Death of a Salesman's Eternal Life

Some plays are so powerful that they serve as a standard by which all others are compared. Arthur Miller’s Death of a Salesman, which premiered in 1949, is one of these. Willy Loman, the traveling salesman in the title, has become more than a character’s name; he is a brand representing disenfranchised middle-aged men everywhere. But Loman is not a stand-alone invention. He emerges from a complex and fascinating work of art. In order to understand and appreciate him, “attention must be paid” to Miller’s masterpiece as a whole.

First consider the structure and Miller’s audacious method of revealing Willy’s present anxiety and past memories simultaneously. The play begins in the Brooklyn house of 63-year-old Loman and his wife Linda. Their adult sons, Happy and Biff, are visiting.

Willy should be on the road selling, but he has returned home because his mind is wandering. The family is nervous about his health. Adding to the tension, Willy and Biff are arguing. The father is angry that Biff is not building a future, not making any money.

Soon Willy’s delusions are part of the play’s action. Biff and Happy become teenagers again. Their father is a boastful, vaguely underhanded man, who by example is teaching his adoring sons this approach to life. Then, with a change of light and music, the characters and audience are back in the present, where Willy’s ego is crushed by current economic hardships.

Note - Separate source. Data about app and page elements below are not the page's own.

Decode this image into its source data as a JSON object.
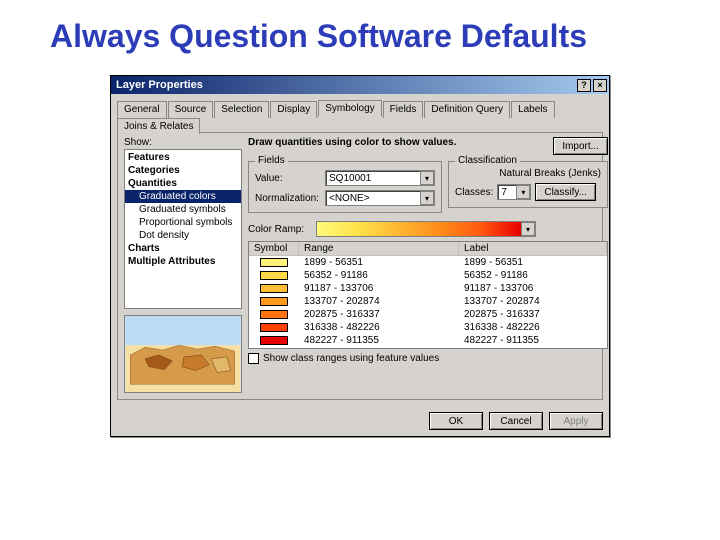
{
  "slide": {
    "title": "Always Question Software Defaults"
  },
  "window": {
    "title": "Layer Properties",
    "help_btn": "?",
    "close_btn": "×"
  },
  "tabs": [
    "General",
    "Source",
    "Selection",
    "Display",
    "Symbology",
    "Fields",
    "Definition Query",
    "Labels",
    "Joins & Relates"
  ],
  "active_tab": "Symbology",
  "show_label": "Show:",
  "show_tree": {
    "features": "Features",
    "categories": "Categories",
    "quantities": "Quantities",
    "q_items": [
      "Graduated colors",
      "Graduated symbols",
      "Proportional symbols",
      "Dot density"
    ],
    "q_selected": "Graduated colors",
    "charts": "Charts",
    "multiple_attrs": "Multiple Attributes"
  },
  "desc": "Draw quantities using color to show values.",
  "import_btn": "Import...",
  "fields_group": {
    "legend": "Fields",
    "value_label": "Value:",
    "value": "SQ10001",
    "norm_label": "Normalization:",
    "norm": "<NONE>"
  },
  "class_group": {
    "legend": "Classification",
    "method": "Natural Breaks (Jenks)",
    "classes_label": "Classes:",
    "classes": "7",
    "classify_btn": "Classify..."
  },
  "ramp_label": "Color Ramp:",
  "table": {
    "h_sym": "Symbol",
    "h_range": "Range",
    "h_label": "Label",
    "rows": [
      {
        "color": "#fff27a",
        "range": "1899 - 56351",
        "label": "1899 - 56351"
      },
      {
        "color": "#ffd94a",
        "range": "56352 - 91186",
        "label": "56352 - 91186"
      },
      {
        "color": "#ffbe33",
        "range": "91187 - 133706",
        "label": "91187 - 133706"
      },
      {
        "color": "#ff9a1f",
        "range": "133707 - 202874",
        "label": "133707 - 202874"
      },
      {
        "color": "#ff7412",
        "range": "202875 - 316337",
        "label": "202875 - 316337"
      },
      {
        "color": "#ff4308",
        "range": "316338 - 482226",
        "label": "316338 - 482226"
      },
      {
        "color": "#e60000",
        "range": "482227 - 911355",
        "label": "482227 - 911355"
      }
    ]
  },
  "chk_text": "Show class ranges using feature values",
  "buttons": {
    "ok": "OK",
    "cancel": "Cancel",
    "apply": "Apply"
  }
}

The scenes continue to shift between Willy’s memories and the play’s present reality. Seamlessly, Willy shares the stage with his neighbor Charley in real time, and his dead brother, Ben, in a hallucination. These brothers talk of their own “wild-hearted” father, also a traveling man, who walked away when Willy was a boy.

While the theatrical requirements of staging this play are unique, it is the powerful plot that drives the story forward. Though Death of a Salesman is often cloaked in a mystique of reverence, it is a hit play that moves with a thriller’s pace. It reveals clues, secrets, and shocking encounters with a mounting momentum.

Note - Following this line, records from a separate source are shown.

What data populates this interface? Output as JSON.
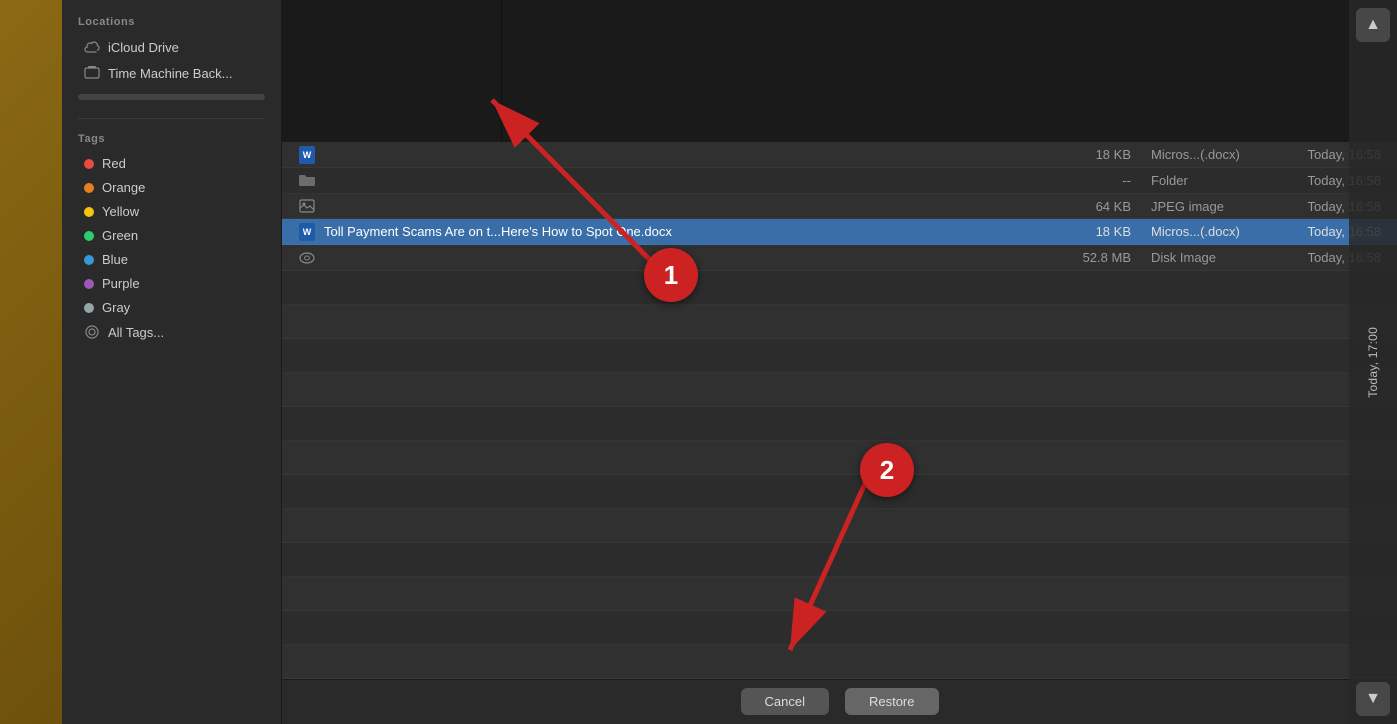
{
  "sidebar": {
    "locations_label": "Locations",
    "icloud_label": "iCloud Drive",
    "time_machine_label": "Time Machine Back...",
    "tags_label": "Tags",
    "tags": [
      {
        "name": "Red",
        "color": "#e74c3c"
      },
      {
        "name": "Orange",
        "color": "#e67e22"
      },
      {
        "name": "Yellow",
        "color": "#f1c40f"
      },
      {
        "name": "Green",
        "color": "#2ecc71"
      },
      {
        "name": "Blue",
        "color": "#3498db"
      },
      {
        "name": "Purple",
        "color": "#9b59b6"
      },
      {
        "name": "Gray",
        "color": "#95a5a6"
      }
    ],
    "all_tags_label": "All Tags..."
  },
  "file_list": {
    "rows_above": [
      {
        "size": "18 KB",
        "kind": "Micros...(.docx)",
        "date": "Today, 16:58",
        "name": "",
        "separator": true
      },
      {
        "size": "--",
        "kind": "Folder",
        "date": "Today, 16:58",
        "name": ""
      },
      {
        "size": "64 KB",
        "kind": "JPEG image",
        "date": "Today, 16:58",
        "name": ""
      }
    ],
    "selected_row": {
      "name": "Toll Payment Scams Are on t...Here's How to Spot One.docx",
      "size": "18 KB",
      "kind": "Micros...(.docx)",
      "date": "Today, 16:58"
    },
    "rows_below": [
      {
        "size": "52.8 MB",
        "kind": "Disk Image",
        "date": "Today, 16:58",
        "name": ""
      }
    ]
  },
  "timeline": {
    "up_arrow": "▲",
    "down_arrow": "▼",
    "date": "Today, 17:00"
  },
  "buttons": {
    "cancel": "Cancel",
    "restore": "Restore"
  },
  "annotations": {
    "circle1_label": "1",
    "circle2_label": "2"
  }
}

But it is the blunt truths embedded in Death of a Salesman that anchor the play and make it timeless. These truths explore the American Dream, and what happens to people for whom it does not come true. The ideal in the American Dream concept is that if men and women work hard they will be rewarded, and their children will have upward mobility. Despite Willy’s flaws, he did his job and expects a fair deal. Yet, this salesman admits, “I put 34 years into this firm…and now I can’t pay my insurance.” Sound familiar?

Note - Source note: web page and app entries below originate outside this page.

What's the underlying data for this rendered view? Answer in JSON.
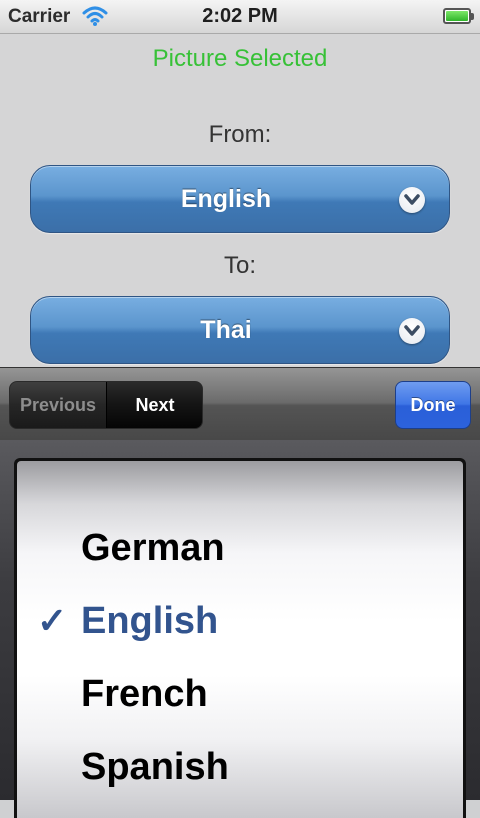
{
  "status_bar": {
    "carrier": "Carrier",
    "time": "2:02 PM",
    "battery_level": 1.0,
    "wifi_icon": "wifi-icon",
    "battery_icon": "battery-icon"
  },
  "main": {
    "picture_status": "Picture Selected",
    "from_label": "From:",
    "from_value": "English",
    "to_label": "To:",
    "to_value": "Thai",
    "dropdown_icon": "chevron-down-icon"
  },
  "toolbar": {
    "previous_label": "Previous",
    "next_label": "Next",
    "done_label": "Done"
  },
  "picker": {
    "items": [
      {
        "label": "German",
        "selected": false
      },
      {
        "label": "English",
        "selected": true
      },
      {
        "label": "French",
        "selected": false
      },
      {
        "label": "Spanish",
        "selected": false
      }
    ],
    "check_mark": "✓"
  },
  "colors": {
    "picture_status": "#37c137",
    "select_blue": "#4f88c3",
    "done_blue": "#3b72e3",
    "selected_text": "#32548e"
  }
}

Other lines ring equally true: “In those days there was personality in it…there was respect, and gratitude in it. Today, it’s all cut and dried,” Willy says of his work routine. Many will also relate to this sentiment: “Once in my life I would like to own something outright before it’s broken! I’m always in a race with the junkyard,” he says.

For Willy and Linda’s sons, the disenchantment is less immediate but no less real. “I don’t know what the hell I’m workin’ for,” Happy says. “Why am I trying to become what I don’t want to be,” Biff says of his foray into business.

Arthur Miller’s play will live forever on stages across America and around the world. Right now Pittsburgh audiences have a wonderful opportunity to experience an exceptional production, lovingly produced by the Public Theater, of this profound and moving work of art.